In Season 2 of the hit Netflix series, a proposal for a bridge across Long Island Sound comes up again and again. The fictional project calls for a bridge from Port Jefferson, N.Y., to Milford, Conn., and the idea is at the center of the jobs growth plan put forth on the show by Vice President Francis Underwood (played by Kevin Spacey) and President Garrett Walker (Michael Gill).
During the course of the season, which was released in its entirety on Netflix Streaming in February, Underwood uses the contract for the bridge as a bargaining chip in order to consolidate his own power and influence.
Some have criticized the show for unrealistic plot lines, and at first glance a bridge over Long Island Sound seems as unlikely as anything in the show’s second season. However, a bridge over the Sound is not all that far-fetched, and in fact, just such a project very nearly became a reality.
During the '60s and '70s, plans for a bridge that would have linked Bridgeport, Groton, Old Saybrook or another town to Long Island had serious traction. The idea generated public hearings in Connecticut and New York and was championed by a succession of New York power brokers, including New York governors Nelson Rockefeller and Hugh Carey, and famed New York builder Robert Moses, a New Haven native who helped plan projects such as New York City’s Robert F. Kennedy Bridge (previously the Triborough Bridge).

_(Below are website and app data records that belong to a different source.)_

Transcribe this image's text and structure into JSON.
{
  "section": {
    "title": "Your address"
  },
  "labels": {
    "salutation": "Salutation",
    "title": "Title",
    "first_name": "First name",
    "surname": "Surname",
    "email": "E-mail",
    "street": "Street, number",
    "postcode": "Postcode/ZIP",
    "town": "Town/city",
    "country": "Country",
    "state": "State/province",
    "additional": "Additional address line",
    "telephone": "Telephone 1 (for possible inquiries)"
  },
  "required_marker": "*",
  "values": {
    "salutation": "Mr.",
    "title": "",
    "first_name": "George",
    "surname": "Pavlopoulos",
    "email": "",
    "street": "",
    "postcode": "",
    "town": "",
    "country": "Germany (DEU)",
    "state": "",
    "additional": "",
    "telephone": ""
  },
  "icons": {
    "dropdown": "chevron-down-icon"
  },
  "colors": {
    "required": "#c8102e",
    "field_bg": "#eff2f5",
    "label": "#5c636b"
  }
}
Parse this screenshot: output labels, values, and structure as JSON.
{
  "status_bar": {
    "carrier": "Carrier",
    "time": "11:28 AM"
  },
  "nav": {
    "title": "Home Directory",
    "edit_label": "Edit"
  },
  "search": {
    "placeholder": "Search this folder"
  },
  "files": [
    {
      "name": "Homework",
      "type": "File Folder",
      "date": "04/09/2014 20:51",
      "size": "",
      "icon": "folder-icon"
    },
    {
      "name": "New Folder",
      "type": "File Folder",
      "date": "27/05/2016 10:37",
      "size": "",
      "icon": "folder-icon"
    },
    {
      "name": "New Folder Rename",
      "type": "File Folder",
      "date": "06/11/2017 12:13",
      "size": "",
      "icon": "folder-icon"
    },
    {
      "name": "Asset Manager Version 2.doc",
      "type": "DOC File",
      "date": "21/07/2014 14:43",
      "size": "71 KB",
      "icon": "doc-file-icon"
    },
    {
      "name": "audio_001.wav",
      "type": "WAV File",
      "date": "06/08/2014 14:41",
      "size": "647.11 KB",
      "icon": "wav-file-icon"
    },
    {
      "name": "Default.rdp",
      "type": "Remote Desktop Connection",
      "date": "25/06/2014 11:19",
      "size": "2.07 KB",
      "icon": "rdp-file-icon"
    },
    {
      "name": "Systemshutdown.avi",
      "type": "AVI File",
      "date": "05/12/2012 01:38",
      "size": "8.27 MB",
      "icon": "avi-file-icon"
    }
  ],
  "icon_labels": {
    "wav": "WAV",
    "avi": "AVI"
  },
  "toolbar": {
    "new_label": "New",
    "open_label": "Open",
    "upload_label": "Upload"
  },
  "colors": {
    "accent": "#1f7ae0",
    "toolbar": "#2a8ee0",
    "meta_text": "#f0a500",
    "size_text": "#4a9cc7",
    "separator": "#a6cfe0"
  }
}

Far from a flight of fancy, the idea for a bridge over the Sound was a serious proposal that was viewed as entirely feasible from an engineering standpoint. The concept’s feasibility was demonstrated in April 1964 when the 17.6-mile Chesapeake Bay Bridge Tunnel was opened. Built over a three and a half year period, it cost $200 million and the lives of six workers, and connects the Delmarva Peninsula with Virginia Beach. (Above a map of all the suggested bridges over Long Island Sound from a Wikipedia post on the 'Long Island Sound link'.)

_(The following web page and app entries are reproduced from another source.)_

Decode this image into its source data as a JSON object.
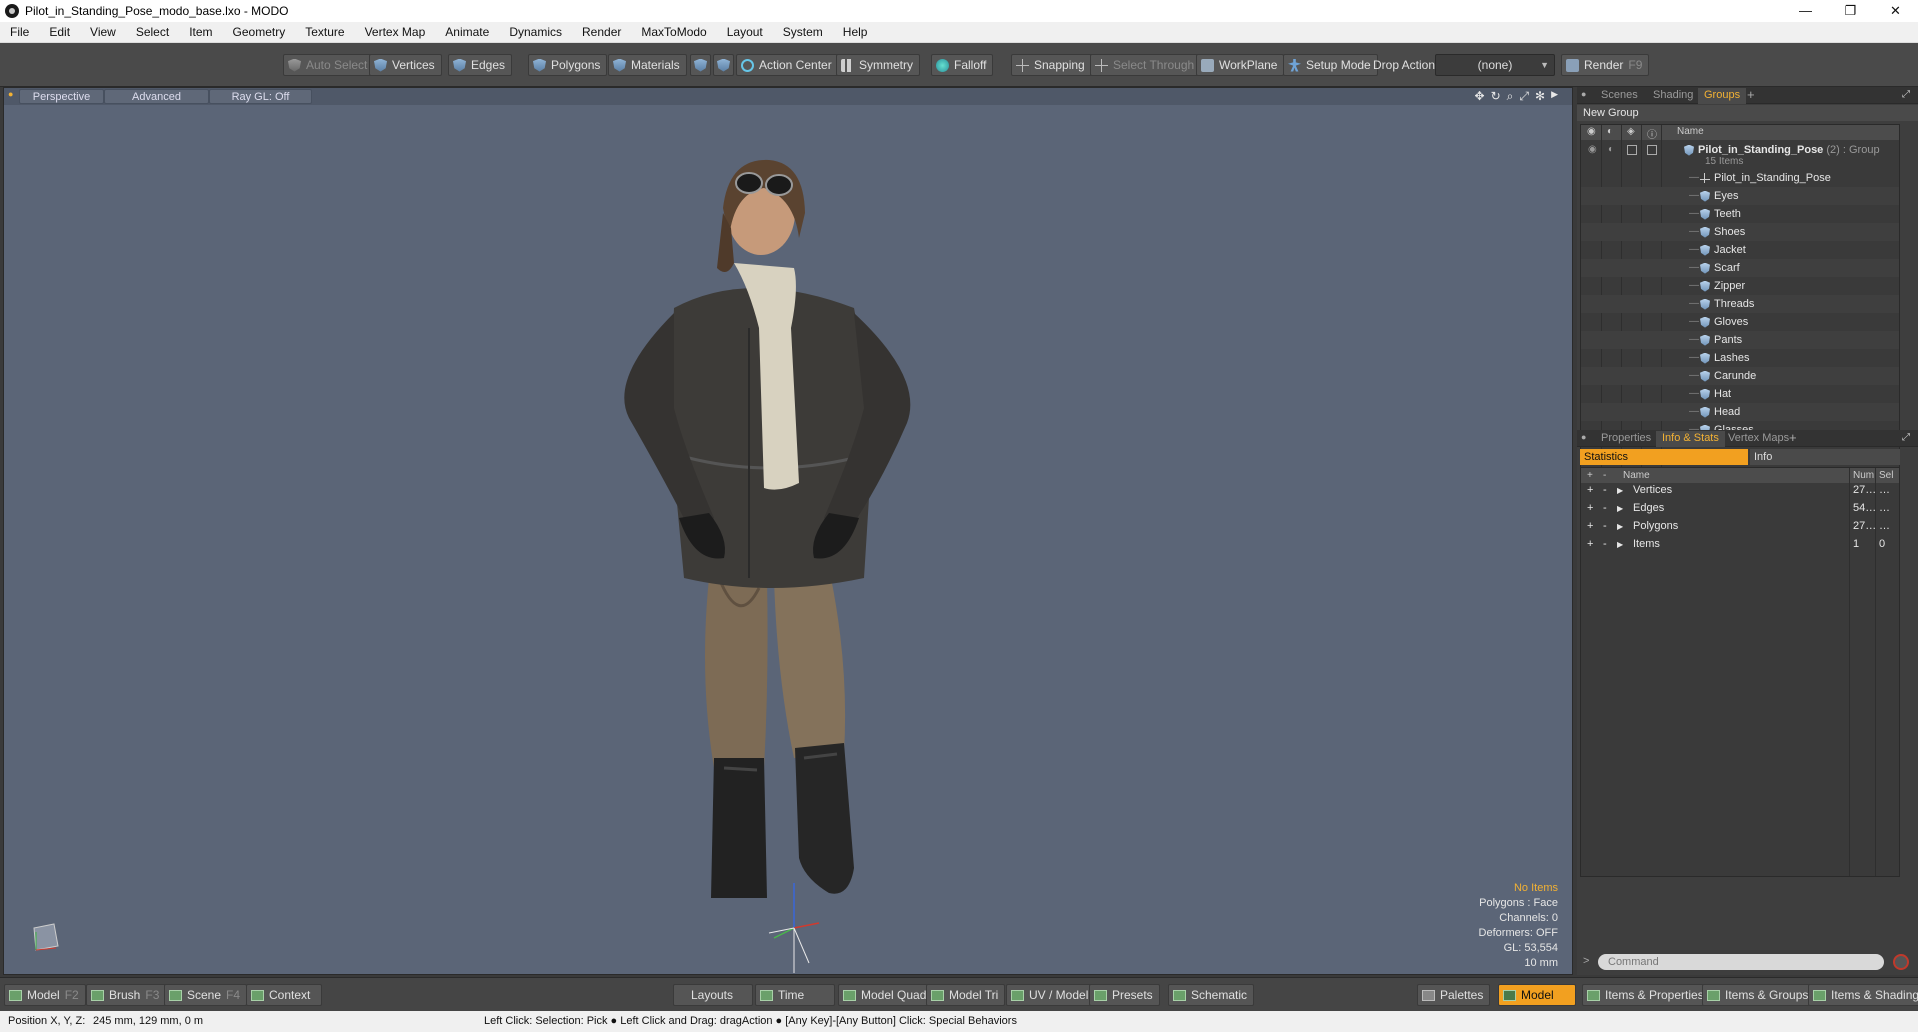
{
  "window": {
    "title": "Pilot_in_Standing_Pose_modo_base.lxo - MODO",
    "controls": [
      "—",
      "❐",
      "✕"
    ]
  },
  "menu": [
    "File",
    "Edit",
    "View",
    "Select",
    "Item",
    "Geometry",
    "Texture",
    "Vertex Map",
    "Animate",
    "Dynamics",
    "Render",
    "MaxToModo",
    "Layout",
    "System",
    "Help"
  ],
  "toolbar": {
    "auto_select": "Auto Select",
    "vertices": "Vertices",
    "edges": "Edges",
    "polygons": "Polygons",
    "materials": "Materials",
    "action_center": "Action Center",
    "symmetry": "Symmetry",
    "falloff": "Falloff",
    "snapping": "Snapping",
    "select_through": "Select Through",
    "workplane": "WorkPlane",
    "setup_mode": "Setup Mode",
    "drop_action_label": "Drop Action",
    "drop_action_value": "(none)",
    "render": "Render",
    "render_key": "F9"
  },
  "viewport": {
    "tabs": [
      "Perspective",
      "Advanced",
      "Ray GL: Off"
    ],
    "stats": {
      "selection": "No Items",
      "polygons": "Polygons : Face",
      "channels": "Channels: 0",
      "deformers": "Deformers: OFF",
      "gl": "GL: 53,554",
      "scale": "10 mm"
    }
  },
  "groups_panel": {
    "tabs": [
      "Scenes",
      "Shading",
      "Groups"
    ],
    "active_tab": "Groups",
    "new_group": "New Group",
    "column_name": "Name",
    "group": {
      "name": "Pilot_in_Standing_Pose",
      "count": "(2)",
      "type": ": Group",
      "items_count": "15 Items"
    },
    "items": [
      "Pilot_in_Standing_Pose",
      "Eyes",
      "Teeth",
      "Shoes",
      "Jacket",
      "Scarf",
      "Zipper",
      "Threads",
      "Gloves",
      "Pants",
      "Lashes",
      "Carunde",
      "Hat",
      "Head",
      "Glasses"
    ]
  },
  "stats_panel": {
    "tabs": [
      "Properties",
      "Info & Stats",
      "Vertex Maps"
    ],
    "active_tab": "Info & Stats",
    "subtabs": [
      "Statistics",
      "Info"
    ],
    "columns": {
      "name": "Name",
      "num": "Num",
      "sel": "Sel"
    },
    "rows": [
      {
        "name": "Vertices",
        "num": "27…",
        "sel": "…"
      },
      {
        "name": "Edges",
        "num": "54…",
        "sel": "…"
      },
      {
        "name": "Polygons",
        "num": "27…",
        "sel": "…"
      },
      {
        "name": "Items",
        "num": "1",
        "sel": "0"
      }
    ],
    "command_placeholder": "Command"
  },
  "bottom": {
    "model": "Model",
    "model_key": "F2",
    "brush": "Brush",
    "brush_key": "F3",
    "scene": "Scene",
    "scene_key": "F4",
    "context": "Context",
    "layouts": "Layouts",
    "time": "Time",
    "model_quad": "Model Quad",
    "model_tri": "Model Tri",
    "uv_model": "UV / Model",
    "presets": "Presets",
    "schematic": "Schematic",
    "palettes": "Palettes",
    "model_active": "Model",
    "items_properties": "Items & Properties",
    "items_groups": "Items & Groups",
    "items_shading": "Items & Shading"
  },
  "status": {
    "position_label": "Position X, Y, Z:",
    "position_value": "245 mm, 129 mm, 0 m",
    "hint": "Left Click: Selection: Pick ● Left Click and Drag: dragAction ● [Any Key]-[Any Button] Click: Special Behaviors"
  }
}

Supporters of the bridge in New York used the slogan “a bridge is a Sound idea,” but as far as many in Connecticut were concerned, the plan didn’t hold water.
The last major push for the project took place in 1979 when New York Governor Carey proposed a tri-state advisory committee to review proposals for a bridge across the Sound. The committee looked at a possible routes for the bridge, one from East Marion, N.Y., to Old Saybrook (which would have been about 8 miles), and a longer route from Riverhead, N.Y., to Guilford.
“There was a very sincere and ambitious proposal to build a bridge,” recalls Barbara Maynard, who was first selectwoman of Old Saybrook at the time.
If built, it would have been a bridge over troubled waters, or at least troubled townspeople.
“There wasn't much enthusiasm on this end I’ll tell you,” Maynard says. “It would have really wrecked our town. We have miles of coastline and pristine beaches and that would have completely changed the whole environment around us.”
Maynard and others in Old Saybrook rallied against the plan. As a result of this resistance, as well as economic concerns, the concept was dropped.
But Maynard wasn’t the first Connecticut politician to battle plans for a bridge across the Sound.
The idea of a bridge across the Sound was explored as early as 1957 by the Montauk Beach Company. In 1963 a private organization called the Long Island Sound Tri-State Bridge Committee formed. This committee proposed a 23.8-mile bridge that would have started at Orient Point in Long Island then branched into separate spans; one would have gone to Groton, the other to Watch Hill, R.I.